Task item: Every record below must be returned word for word, with the pictures left out.

Data for processing:

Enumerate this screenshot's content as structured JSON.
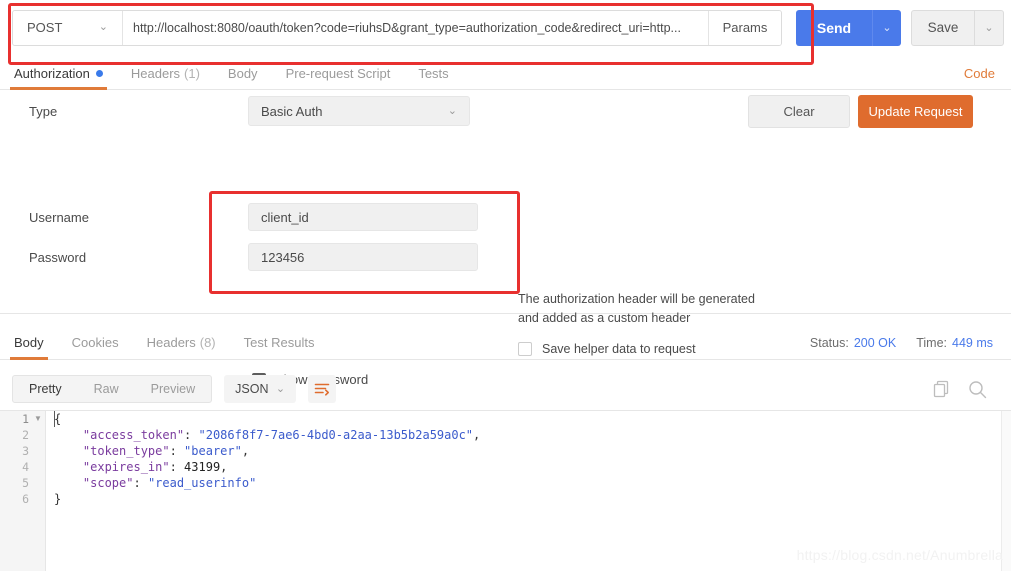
{
  "request_bar": {
    "method": "POST",
    "url": "http://localhost:8080/oauth/token?code=riuhsD&grant_type=authorization_code&redirect_uri=http...",
    "params_label": "Params",
    "send_label": "Send",
    "save_label": "Save",
    "send_color": "#4a7aea",
    "caret_glyph": "⌄"
  },
  "request_tabs": {
    "items": [
      {
        "label": "Authorization",
        "active": true,
        "badge": "",
        "dot": true
      },
      {
        "label": "Headers",
        "active": false,
        "badge": "(1)",
        "dot": false
      },
      {
        "label": "Body",
        "active": false,
        "badge": "",
        "dot": false
      },
      {
        "label": "Pre-request Script",
        "active": false,
        "badge": "",
        "dot": false
      },
      {
        "label": "Tests",
        "active": false,
        "badge": "",
        "dot": false
      }
    ],
    "code_link": "Code",
    "active_underline_color": "#e07b39",
    "dot_color": "#3a7aea"
  },
  "auth": {
    "type_label": "Type",
    "type_value": "Basic Auth",
    "clear_label": "Clear",
    "update_label": "Update Request",
    "update_color": "#df6c2e",
    "username_label": "Username",
    "username_value": "client_id",
    "password_label": "Password",
    "password_value": "123456",
    "show_password_label": "Show Password",
    "show_password_checked": true,
    "check_glyph": "✔",
    "helper_text": "The authorization header will be generated and added as a custom header",
    "save_helper_label": "Save helper data to request",
    "save_helper_checked": false
  },
  "response_tabs": {
    "items": [
      {
        "label": "Body",
        "active": true,
        "badge": ""
      },
      {
        "label": "Cookies",
        "active": false,
        "badge": ""
      },
      {
        "label": "Headers",
        "active": false,
        "badge": "(8)"
      },
      {
        "label": "Test Results",
        "active": false,
        "badge": ""
      }
    ],
    "status_label": "Status:",
    "status_value": "200 OK",
    "time_label": "Time:",
    "time_value": "449 ms",
    "value_color": "#4a7aea"
  },
  "response_toolbar": {
    "view_modes": [
      {
        "label": "Pretty",
        "active": true
      },
      {
        "label": "Raw",
        "active": false
      },
      {
        "label": "Preview",
        "active": false
      }
    ],
    "format": "JSON",
    "wrap_icon": "wrap-lines-icon",
    "copy_icon": "copy-icon",
    "search_icon": "search-icon"
  },
  "response_body": {
    "line_numbers": [
      "1",
      "2",
      "3",
      "4",
      "5",
      "6"
    ],
    "json": {
      "access_token": "2086f8f7-7ae6-4bd0-a2aa-13b5b2a59a0c",
      "token_type": "bearer",
      "expires_in": 43199,
      "scope": "read_userinfo"
    }
  },
  "annotations": {
    "boxes": [
      {
        "name": "url-bar-highlight",
        "color": "#e8302f"
      },
      {
        "name": "credentials-highlight",
        "color": "#e8302f"
      }
    ]
  },
  "watermark": "https://blog.csdn.net/Anumbrella"
}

Response box:
Enumerate this screenshot's content as structured JSON.
{
  "request_bar": {
    "method": "POST",
    "url": "http://localhost:8080/oauth/token?code=riuhsD&grant_type=authorization_code&redirect_uri=http...",
    "params_label": "Params",
    "send_label": "Send",
    "save_label": "Save",
    "send_color": "#4a7aea",
    "caret_glyph": "⌄"
  },
  "request_tabs": {
    "items": [
      {
        "label": "Authorization",
        "active": true,
        "badge": "",
        "dot": true
      },
      {
        "label": "Headers",
        "active": false,
        "badge": "(1)",
        "dot": false
      },
      {
        "label": "Body",
        "active": false,
        "badge": "",
        "dot": false
      },
      {
        "label": "Pre-request Script",
        "active": false,
        "badge": "",
        "dot": false
      },
      {
        "label": "Tests",
        "active": false,
        "badge": "",
        "dot": false
      }
    ],
    "code_link": "Code",
    "active_underline_color": "#e07b39",
    "dot_color": "#3a7aea"
  },
  "auth": {
    "type_label": "Type",
    "type_value": "Basic Auth",
    "clear_label": "Clear",
    "update_label": "Update Request",
    "update_color": "#df6c2e",
    "username_label": "Username",
    "username_value": "client_id",
    "password_label": "Password",
    "password_value": "123456",
    "show_password_label": "Show Password",
    "show_password_checked": true,
    "check_glyph": "✔",
    "helper_text": "The authorization header will be generated and added as a custom header",
    "save_helper_label": "Save helper data to request",
    "save_helper_checked": false
  },
  "response_tabs": {
    "items": [
      {
        "label": "Body",
        "active": true,
        "badge": ""
      },
      {
        "label": "Cookies",
        "active": false,
        "badge": ""
      },
      {
        "label": "Headers",
        "active": false,
        "badge": "(8)"
      },
      {
        "label": "Test Results",
        "active": false,
        "badge": ""
      }
    ],
    "status_label": "Status:",
    "status_value": "200 OK",
    "time_label": "Time:",
    "time_value": "449 ms",
    "value_color": "#4a7aea"
  },
  "response_toolbar": {
    "view_modes": [
      {
        "label": "Pretty",
        "active": true
      },
      {
        "label": "Raw",
        "active": false
      },
      {
        "label": "Preview",
        "active": false
      }
    ],
    "format": "JSON",
    "wrap_icon": "wrap-lines-icon",
    "copy_icon": "copy-icon",
    "search_icon": "search-icon"
  },
  "response_body": {
    "line_numbers": [
      "1",
      "2",
      "3",
      "4",
      "5",
      "6"
    ],
    "json": {
      "access_token": "2086f8f7-7ae6-4bd0-a2aa-13b5b2a59a0c",
      "token_type": "bearer",
      "expires_in": 43199,
      "scope": "read_userinfo"
    }
  },
  "annotations": {
    "boxes": [
      {
        "name": "url-bar-highlight",
        "color": "#e8302f"
      },
      {
        "name": "credentials-highlight",
        "color": "#e8302f"
      }
    ]
  },
  "watermark": "https://blog.csdn.net/Anumbrella"
}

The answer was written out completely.